    On February 27, 1933, less than a month after Hitler became Chancellor, the Reichstag building was set on fire. The burning of this symbol of free parliamentary government was so providential for the Nazis that it was believed they staged the fire themselves. Certainly when we contemplate their known crimes, we cannot believe they would shrink from mere arson. It is not necessary, however, to resolve the controversy as to who set the fire. The significant point is in the use that was made of the fire and of the state of public mind it produced. The Nazis immediately accused the Communist Party of instigating and committing the crime, and turned every effort to portray this single act of arson as the beginning of a communist revolution. Then, taking advantage of the hysteria, the Nazis met this phantom revolution with a real one. In the following December the German Supreme Court with commendable courage and independence acquitted the accused Communists, but it was too late to influence the tragic course of events which the Nazi conspirators had set rushing forward.
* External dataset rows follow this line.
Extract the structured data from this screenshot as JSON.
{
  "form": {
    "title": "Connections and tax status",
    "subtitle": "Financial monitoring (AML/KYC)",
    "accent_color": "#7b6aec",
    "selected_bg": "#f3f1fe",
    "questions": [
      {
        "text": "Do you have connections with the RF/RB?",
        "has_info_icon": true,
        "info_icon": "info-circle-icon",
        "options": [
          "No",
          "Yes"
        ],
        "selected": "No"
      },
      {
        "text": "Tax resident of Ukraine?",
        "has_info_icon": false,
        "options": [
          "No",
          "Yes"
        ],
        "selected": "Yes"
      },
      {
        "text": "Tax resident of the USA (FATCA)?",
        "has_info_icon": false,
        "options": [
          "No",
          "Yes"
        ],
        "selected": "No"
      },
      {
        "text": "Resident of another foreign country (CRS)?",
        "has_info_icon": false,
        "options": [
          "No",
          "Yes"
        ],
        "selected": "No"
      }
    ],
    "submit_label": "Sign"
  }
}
  30. #30 Patrick Pricken
    May 13, 2007

    Well, since my name came up in the blog entry, I suppose I should comment on this.

    1) Thanks for clearing the issue up, both regarding Haffner and the Reichstag fire.

    2) I blame my exaggerated account on the fact that I currently don’t have the book with me since I borrowed it to a friend and that I had to get my feedback in while the issue was still current. So yes, I misremembered what Haffner actually wrote.

    3) I also blame it on the fact that my previous, totally correct and uncontroversial messages to the podcast never made it on the air, so I was excited about actually being able to contribute something; an excitement that made me both careless and look stupid.

    3) I regard myself as chastised and I promise to either have my source on hand or shut up. Rest assured that I normally do this, but it’s good having been called on it when I slacked off. Motivates me to keep it up.

    I don’t think there’s anything else to add; once again, thank you for the clarification. I will henceforth regard it as an error caught by peer review.

  31. #31 Patrick Pricken
    May 13, 2007

    The second 3) is supposed to read 4).

    I also would like to add that in case my comment doesn’t sound sincere, I do feel embarassed by my own stupidity and I really am grateful for you pointing it out.